In Yezhednevnyi zhurnal, Zoya Svetova writes that the Russian journalist Yelena Maglevannaya (photo) has been fined 200,000 roubles (6,238 USD) for causing “moral damage and to refute the information provided in the articles published on various sites”. The decision came from the Volgograd District Court, which found in favour of the authorities at the Volgograd prison where the Chechen national Zubair Zubairayev has been held and tortured (see photo). In her article, Svetova explains that she wrote a letter to Chechen President Ramzan Kadyrov outlining the fate of Zubairayev, but received a reply from Nurdi Nukhazhiyev, Chechnya’s human rights commissioner. In his letter to Svetova, Nukhazhiyev says that he knows of the problems faced by Chechen inmates in Russian prisons, but is powerless to take any action. He was in continuous contact with the federal authorities, including the Prosecutor General, about Zubairayev’s case throughout 2008.
In late April this year, a delegation of the Council of Europe’s Committee for the Prevention of Torture and Inhuman or Degrading Treatment or Punishment (CPT) made its eleventh visit since 2000 to the North Caucasian region of the Russian Federation. The delegation was led by CPT president Mauro Palma, and held discussions with North Caucasus leaders, including Ramzan Kadyrov and members of his government. Zoya Svetova wonders why the subject of Zubairayev’s detention and torture was not raised at any of these meetings. She characterizes as “institutionalized lawness” the impunity with which the prison authorities and Russia’s FSIN (Federal Service for the Execution of Punishments) now act.
The case of Chechen national Zubair Zubairaev continues to cause concern. During the second Chechen war, Zubairaev fled Russia with his family. They were granted asylum in Austria. But in 2007 the family decided to return to Chechnya. Soon after their return, Zubairaev was detained by local police. For some time he was officially missing, as his relatives knew nothing of his whereabouts.
In August 2007 Zubairaev was sentenced to five years in custody on the charge of assault of a police officer and illegal possession of arms. He was transferred to serve his sentence in the Volgograd penal colony.

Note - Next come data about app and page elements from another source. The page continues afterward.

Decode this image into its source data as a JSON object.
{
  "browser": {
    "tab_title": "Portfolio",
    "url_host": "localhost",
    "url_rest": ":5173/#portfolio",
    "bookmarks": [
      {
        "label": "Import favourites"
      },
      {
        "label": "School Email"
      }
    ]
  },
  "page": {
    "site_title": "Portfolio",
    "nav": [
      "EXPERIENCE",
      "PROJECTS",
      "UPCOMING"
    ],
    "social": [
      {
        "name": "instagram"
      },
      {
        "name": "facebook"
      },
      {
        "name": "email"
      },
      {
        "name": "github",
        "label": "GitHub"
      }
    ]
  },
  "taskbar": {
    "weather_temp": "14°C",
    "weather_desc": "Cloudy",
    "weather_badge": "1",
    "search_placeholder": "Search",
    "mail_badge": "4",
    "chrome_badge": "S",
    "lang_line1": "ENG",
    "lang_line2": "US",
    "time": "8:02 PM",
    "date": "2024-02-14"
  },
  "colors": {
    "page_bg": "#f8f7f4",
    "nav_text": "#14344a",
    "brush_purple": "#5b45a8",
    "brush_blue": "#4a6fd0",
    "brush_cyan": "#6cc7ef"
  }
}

When he managed to contact his sisters, he told the that he was continuously being beaten up.
Now Amnesty International USA has circulated another report, giving further details of Zubairaev’s continuing torture and mistreatment at the hands of the Volgograd authorities.
Zubair Zubairaev was again severely beaten on 10 and 12 April 2009 according to a report from his lawyer. When Zubair Zubairaev’s lawyer visited him in the prison hospital in Volgograd on 23 April, he noticed signs of beatings on his client’s body. The lawyer has stated that Zubair Zubairaev had severe bruising on his shoulders and across
his chest. There were also signs of beatings on his lower back. The lawyer asked the prison hospital official to call for a doctor so that the injuries could be documented; however, the official reportedly refused to do so.
See also in this blog: Zubajraev case: torture and mistreatment